remedy should Spartan be severed, but the Court cannot clearly find that to be the case for the other
parties involved, including Spartan itself. Considering all of this, the Court finds Spartan to be an
indispensable party to this case, therefore severing Plaintiff Schiewe’s declaratory action against
Spartan is improper. Defendant Cessna’s Motion to Sever is DENIED.
Because Plaintiff Schiewe’s claim against Spartan presents an actual controversy, and
because both realignment and severance of the claim against Spartan are improper, Defendant
Spartan is a proper party to this suit.

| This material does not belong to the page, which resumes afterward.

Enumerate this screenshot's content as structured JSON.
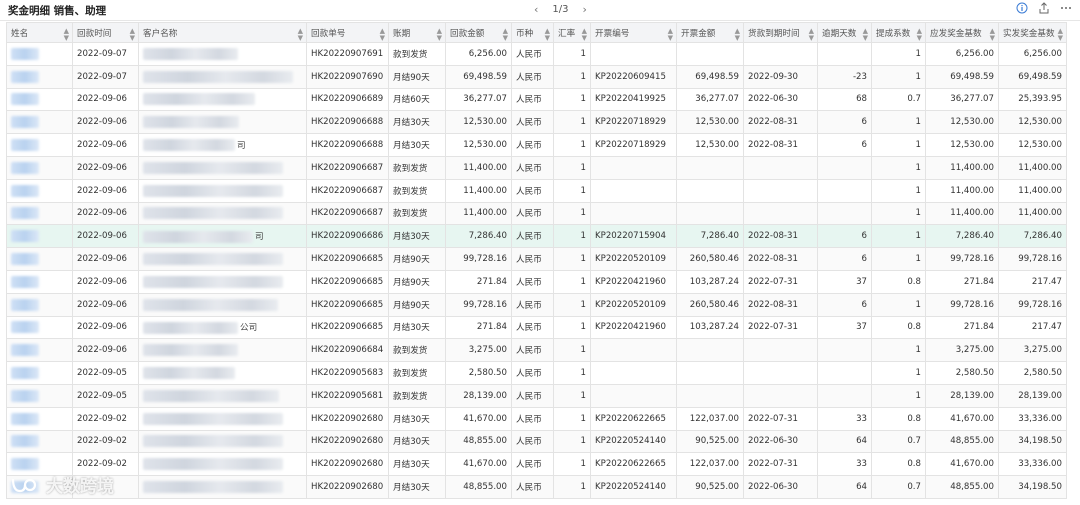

As both Plaintiff Schiewe and Defendant Spartan are citizens
of Oklahoma, there is not complete diversity of parties as is required by 28 U.S.C. §1332. As a
result, this Court lacks subject-matter jurisdiction to hear this case, therefore Plaintiffs’ Motion for
Remand is GRANTED.49 The Alternative Motion of the Defendant Cessna Aircraft Company to
Dismiss the Claim of Plaintiff Schiewe Against Spartan Aviation Industries, Inc.,50 Defendant
Cessna Aircraft Company’s Motion to Sever Plaintiff Schiewe’s Claim Against Spartan Aviation
Industries Inc. and to Remand That Claim Only,51 and Defendant Cessna Aircraft Company’s
Alternative Motion to Realign Spartan Aviation Industries as a Party Plaintiff are all necessarily
IT IS SO ORDERED this 5th day of March, 2012.
Docket No. 14. Because the Court is granting Plaintiffs’ Motion for Remand on other
grounds, the Court need not reach the argument of whether or not Defendant Spartan’s
subrogation rights “arise under” the workmen’s compensation laws of Oklahoma and are
therefore non-removable pursuant to 28 U.S.C. §1445(c).
Docket No. 16.
Docket No. 17.
Docket No. 19.